I haven’t finished reading the paper (I will, soon) But I’ve read enough to have grave concerns about the way they formulate the issue of bias/slant. From page 16-17:
Instead, for every sin of commission, such as those by Glass or Blair, we believe that there are hundreds, and maybe thousands, of sins of omission—cases where a journalist chose facts or stories that only one side of the political spectrum is likely to mention. For instance, in a story printed on March 1, 2002, the New York Times reported that (i) the IRS increased its audit rate on the “working poor” (a phrase that the article defines as any taxpayer who claimed an earned income tax credit); while (ii) the agency decreased its audit rate on taxpayers who earn more than $100,000; and (iii) more than half of all IRS audits involve the working poor. The article also notes that (iv) “The roughly 5 percent of taxpayers who make more than $100,000 … have the greatest opportunities to shortchange the government because they receive most of the nonwage income.”

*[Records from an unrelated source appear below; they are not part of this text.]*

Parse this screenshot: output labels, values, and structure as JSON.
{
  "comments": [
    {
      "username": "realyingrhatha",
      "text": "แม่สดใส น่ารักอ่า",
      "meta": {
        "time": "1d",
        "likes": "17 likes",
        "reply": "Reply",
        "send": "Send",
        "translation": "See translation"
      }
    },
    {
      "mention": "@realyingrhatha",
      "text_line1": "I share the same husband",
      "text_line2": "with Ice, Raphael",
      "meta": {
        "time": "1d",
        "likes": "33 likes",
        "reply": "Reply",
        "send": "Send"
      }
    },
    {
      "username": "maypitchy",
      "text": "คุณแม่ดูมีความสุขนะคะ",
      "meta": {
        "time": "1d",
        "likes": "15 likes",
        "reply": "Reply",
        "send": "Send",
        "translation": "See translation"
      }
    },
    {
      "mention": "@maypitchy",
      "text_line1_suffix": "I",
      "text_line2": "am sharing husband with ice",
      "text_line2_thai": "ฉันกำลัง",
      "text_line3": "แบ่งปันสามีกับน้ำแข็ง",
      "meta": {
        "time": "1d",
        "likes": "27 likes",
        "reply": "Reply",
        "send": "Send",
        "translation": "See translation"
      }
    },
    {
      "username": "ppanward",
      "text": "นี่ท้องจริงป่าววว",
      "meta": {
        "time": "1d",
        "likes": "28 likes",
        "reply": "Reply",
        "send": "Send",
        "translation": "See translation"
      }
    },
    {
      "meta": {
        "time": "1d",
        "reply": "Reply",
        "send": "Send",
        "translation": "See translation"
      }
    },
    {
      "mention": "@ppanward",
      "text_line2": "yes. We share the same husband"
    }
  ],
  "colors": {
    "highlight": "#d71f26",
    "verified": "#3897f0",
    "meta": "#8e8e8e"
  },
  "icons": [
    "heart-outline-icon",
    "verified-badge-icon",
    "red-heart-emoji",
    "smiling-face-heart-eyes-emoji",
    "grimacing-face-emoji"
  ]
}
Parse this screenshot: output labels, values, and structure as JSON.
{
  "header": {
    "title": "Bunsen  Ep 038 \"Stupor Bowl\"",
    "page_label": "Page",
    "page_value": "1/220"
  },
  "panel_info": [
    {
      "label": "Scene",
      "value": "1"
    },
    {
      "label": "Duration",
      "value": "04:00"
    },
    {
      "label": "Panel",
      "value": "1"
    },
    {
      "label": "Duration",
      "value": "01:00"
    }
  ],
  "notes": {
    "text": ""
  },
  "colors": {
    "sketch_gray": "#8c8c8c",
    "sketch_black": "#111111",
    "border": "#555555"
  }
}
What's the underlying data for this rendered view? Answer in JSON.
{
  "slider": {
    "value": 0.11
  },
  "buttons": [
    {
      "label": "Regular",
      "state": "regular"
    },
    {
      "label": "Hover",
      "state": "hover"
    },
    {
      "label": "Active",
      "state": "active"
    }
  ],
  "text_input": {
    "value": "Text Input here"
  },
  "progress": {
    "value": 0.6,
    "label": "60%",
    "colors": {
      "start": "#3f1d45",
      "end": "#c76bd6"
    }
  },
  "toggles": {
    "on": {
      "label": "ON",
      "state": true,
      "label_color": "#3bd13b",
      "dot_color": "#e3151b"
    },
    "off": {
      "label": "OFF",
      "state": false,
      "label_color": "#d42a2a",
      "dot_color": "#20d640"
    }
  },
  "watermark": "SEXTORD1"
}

Most would agree that the article contains only true and accurate statements; however, most would also agree that the statements are more likely to be made by a liberal than a conservative. Indeed, the centrist and right-leaning news outlets by our measure (the Washington Times, Fox News’ Special Report, the Newshour with Jim Lehrer, ABC’s Good Morning America, and CNN’s Newsnight with Aaron Brown) failed to mention any of these facts. Meanwhile, three of the outlets on the left side of our spectrum (CBS Evening News, USA Today, and the [news pages of the] Wall Street Journal) did mention at least one of the facts.
It’s accurate and true (and, one might add, rather important) but because conservatives aren’t likely to mention it we should consider it bias. There isn’t even an effort to show that the reported facts about IRS policy changes omit something important, but they don’t.
Obviously, there is a version of what Groseclose and Milyo are suggesting here that’s correct–the world is full of facts, and which ones are reported matter a great deal, independent of the accuracy of the reporting. The extensive coverage of the dissapearance of Natalee Holloway says something rather unfortunate about CNN and Fox News, regardless of the accuracy of that coverage. But what we’ve got here is a shift in the behavior of a major federal agency. The conception of bias here has grown to such an extent that it’s hard to imagine what a news outlet could do to avoid it, other than wait and see if the other major news outlets cover it as well. The definition of bias at this point is becoming so broad as to be not particularly helpful. But at any rate, since the authors have posted their paper online, you don’t have to trust me, Continental Op, jedmunds, or Jeff Goldstein, which is a good thing because I’m sure our ADA scores would indicate that none of us our trustworthy sources.